Last year domestic bonds in developing nations lost 6.3 percent, the most since 2002 when JPMorgan started compiling the data. The MSCI emerging market equity gauge declined 5 percent, compared with a 24 percent rally in MSCI’s world index, the biggest underperformance in 15 years.
“It’s a structural de-rating that’s taking place” in emerging markets, Deutsche Bank strategist John-Paul Smith said last month.
Developing nation stocks would trail their peers in advanced economies by a further 10 percent this year, he said.
The recovery in developing economies, which has contributed 65 percent of global growth since 2010, is struggling to build momentum as exports grow at the slowest pace in four years. China, which buys everything from Brazil’s iron ore to Chile’s copper, faces the threat of bank failures as local government debt has risen 20 percent a year since 2010.
While emerging markets are still growing faster than developed economies, Credit Suisse forecasts the margin will shrink this year to the smallest since 2002. The growth rate in advanced economies will almost double to 2.1 percent this year, while emerging markets expand 5.3 percent, compared with 4.7 percent last year, it says.
Morgan Stanley labelled Brazil, India, Indonesia, South Africa and Turkey as the “fragile five” in August, because of their reliance on foreign capital.
Investors could still find value in developing nations if they differentiated economies based on growth momentum, inflation and balance of payments, Oppenheimer Funds asset manager Sara Zervos said.
“There will be a competition for marginal capital flows,” Zervos said last month. “There will be winners and losers.”
Investors should favour the Mexican peso, South Korean won and Indian rupee, while avoiding the rand, real and Indonesian rupiah, she said.
Aberdeen Asset Management and HSBC Asset Management said valuations in some developing nations were becoming attractive after the recent sell-off.
“When people are running away, we are happy to get in,” HSBC Asset Management debt manager Guillermo Osses said last month.
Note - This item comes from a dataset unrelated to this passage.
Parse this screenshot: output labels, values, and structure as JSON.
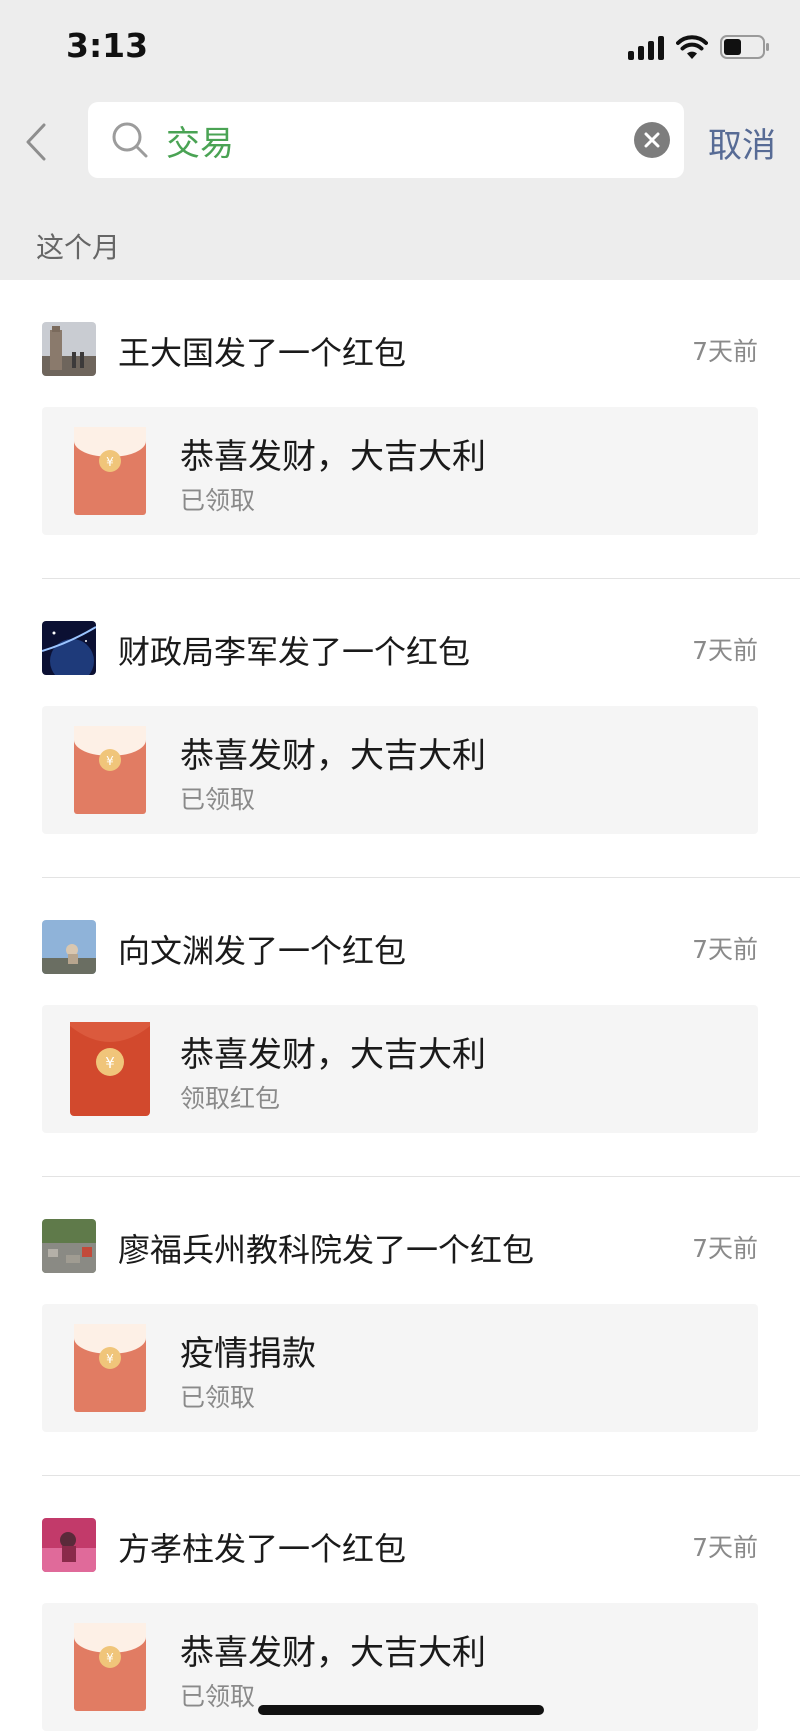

Osses said he was buying the currencies and short-term debt in Brazil and South Africa following their slumps. – Bloomberg